It's time for the public sector CIO to step forward. No matter who wins next year's election, CIOs in the public sector have a real opportunity to modernise public services through their knowledge and vision of how technology and change management can reshape organisations. 

Last week speeches by current chancellor of the exchequer Alistair Darling and likely next PM David Cameron point to the much reduced budgets that the public sector will  have available to it.

Whilst Cameron, as expected of a Conservative government, will axe services and drastically cut the funds available to civil servants, Darling also said in a speech that  resources will be shifted and "It means more efficiency, continuing to reform, cutting costs, public and private sectors working together," he told the BBC.

The business of government must continue though, so whichever party wins the election, they will, by necessity have to continue with the agenda of reform that has been coursing through the civil service since a youthful looking Tony Blair took office in 1997.

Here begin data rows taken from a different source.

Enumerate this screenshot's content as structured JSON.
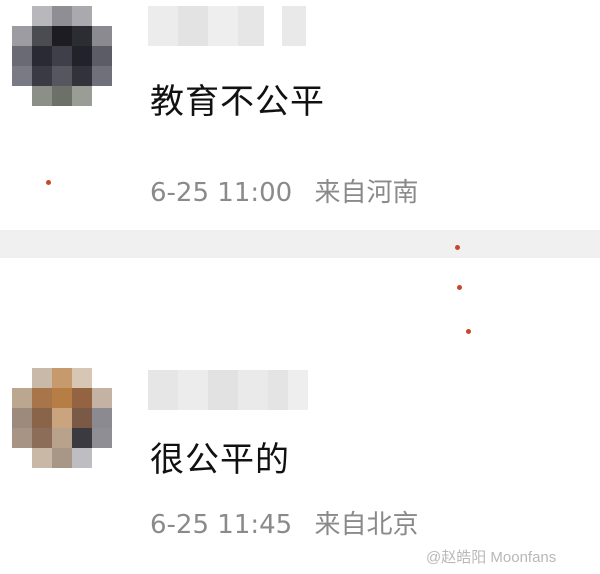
{
  "posts": [
    {
      "comment": "教育不公平",
      "date": "6-25",
      "time": "11:00",
      "source": "来自河南"
    },
    {
      "comment": "很公平的",
      "date": "6-25",
      "time": "11:45",
      "source": "来自北京"
    }
  ],
  "watermark": "@赵皓阳 Moonfans",
  "colors": {
    "text": "#111111",
    "meta": "#8a8a8a",
    "divider": "#f0f0f0",
    "dot": "#c8472a"
  }
}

Here is the opportunity for the public sector CIO. Web enabled services and increased automation will improve the general public's experience of the civil service and reduce costs.

There is already evidence of this at departments like the DVLA and even HMRC, although it is well documented that new CIO Phil Pavitt will have plenty else to reform there.

It's common place in the media to knock the IT programme that the NHS is undergoing and there is little doubt that there are problems with it that need closer inspection, but I'll stick my neck out and claim it will be considered in the fullness of time a significant benefit to the nation.

For a CIO looking for a real challenge, the next couple of years in the public sector could well be the ultimate challenge in achieve large-scale change on a limited budget. If, as expected, Cameron wins, the CIOs and senior civil servants that can carry out reform at the same time as achieving the swingeing cuts Tories demand will have, in effect, achieved the impossible.